Redfern Natural History Productions/YouTubeHiking gives tourists an aerial view of the settlement.

Source: Tristan da Cunha, Redfern Natural History Productions

You can see here how close the lava got to the settlement. It stopped before it reached the buildings.

Source: Tristan da Cunha, Redfern Natural History Productions

It left behind a great deal of volcanic rock.

Redfern Natural History Productions/YouTubeThe volcanic rock can be found all along the hike.

Source: Tristan da Cunha, Redfern Natural History Productions

Islanders were forced to evacuate. Most went to England, where they got a taste of modern life.

Terence Spencer/Getty ImagesWhen the islanders evacuated, the UK government assumed it was permanent.

Source: Tristan da Cunha

An islander told the Redfern Natural History Productions reporter the first time he had ever ridden in a car was in England during the evacuation. He said he only really rides on donkeys on Tristan.

Redfern Natural History Productions/YouTubeEven though the UK government expected residents to stay, a ballot was conducted and ruled 148 to 5 in favour of returning.

Source: Redfern Natural History Productions

By November of 1963, all the islanders who chose to reject the swinging sixties in the UK had returned back to their settlement to carry on their legacy.

Carl Mydans/Contributor/Getty ImagesA boat filled with islanders returning home to Tristan da Cunha in 1963.

Source: Tristan da Cunha

Business Insider Emails & Alerts
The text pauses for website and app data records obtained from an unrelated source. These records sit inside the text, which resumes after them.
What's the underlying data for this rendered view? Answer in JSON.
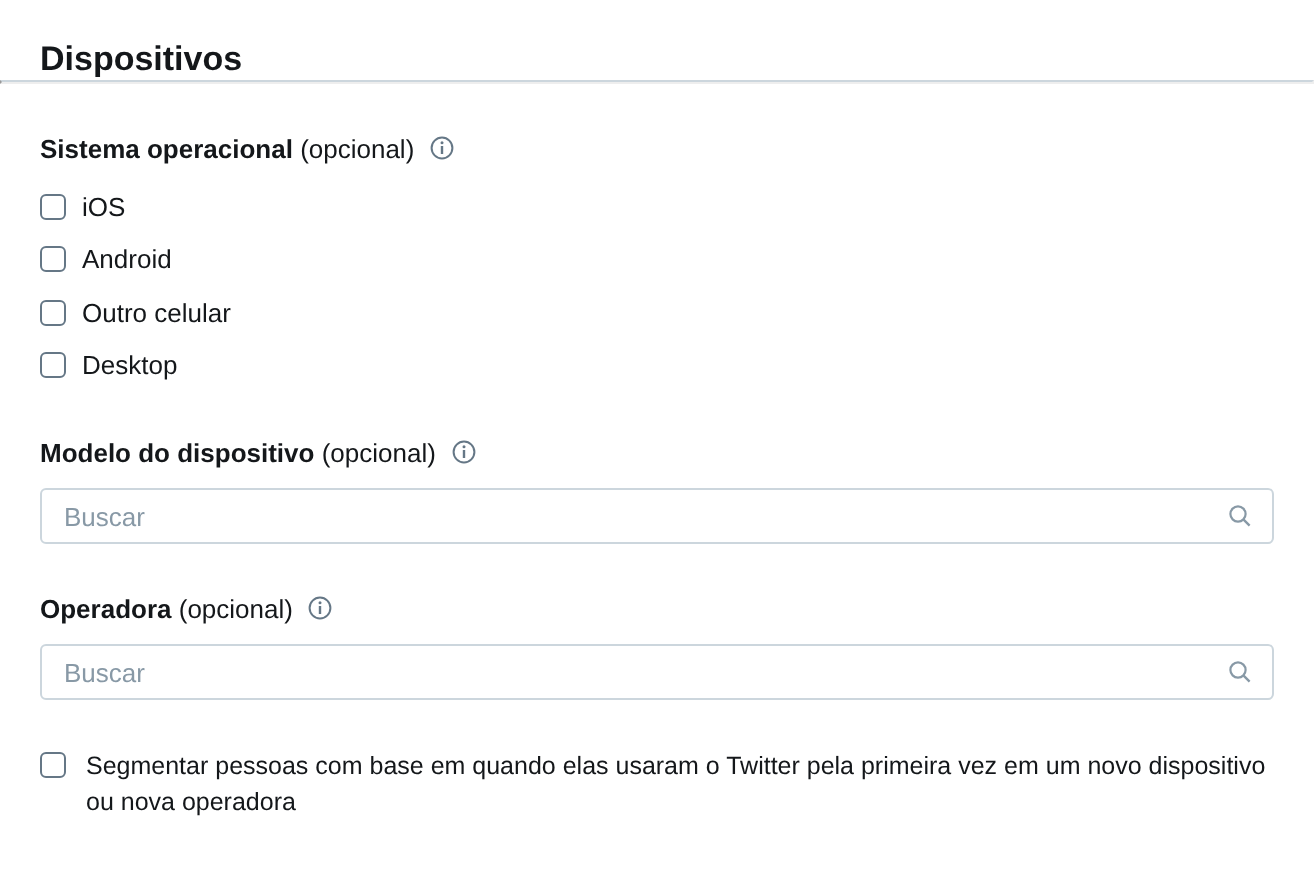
{
  "title": "Dispositivos",
  "os_section": {
    "label": "**Sistema operacional** (opcional)",
    "options": [
      {
        "label": "iOS",
        "checked": false
      },
      {
        "label": "Android",
        "checked": false
      },
      {
        "label": "Outro celular",
        "checked": false
      },
      {
        "label": "Desktop",
        "checked": false
      }
    ]
  },
  "device_model": {
    "label": "**Modelo do dispositivo** (opcional)",
    "search": {
      "placeholder": "Buscar"
    }
  },
  "carrier": {
    "label": "**Operadora** (opcional)",
    "search": {
      "placeholder": "Buscar"
    }
  },
  "first_use": {
    "label": "Segmentar pessoas com base em quando elas usaram o Twitter pela primeira vez em um novo dispositivo ou nova operadora",
    "checked": false
  }
}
Site highlights each day to your inbox.

Follow Business Insider Australia on Facebook, Twitter, LinkedIn, and Instagram.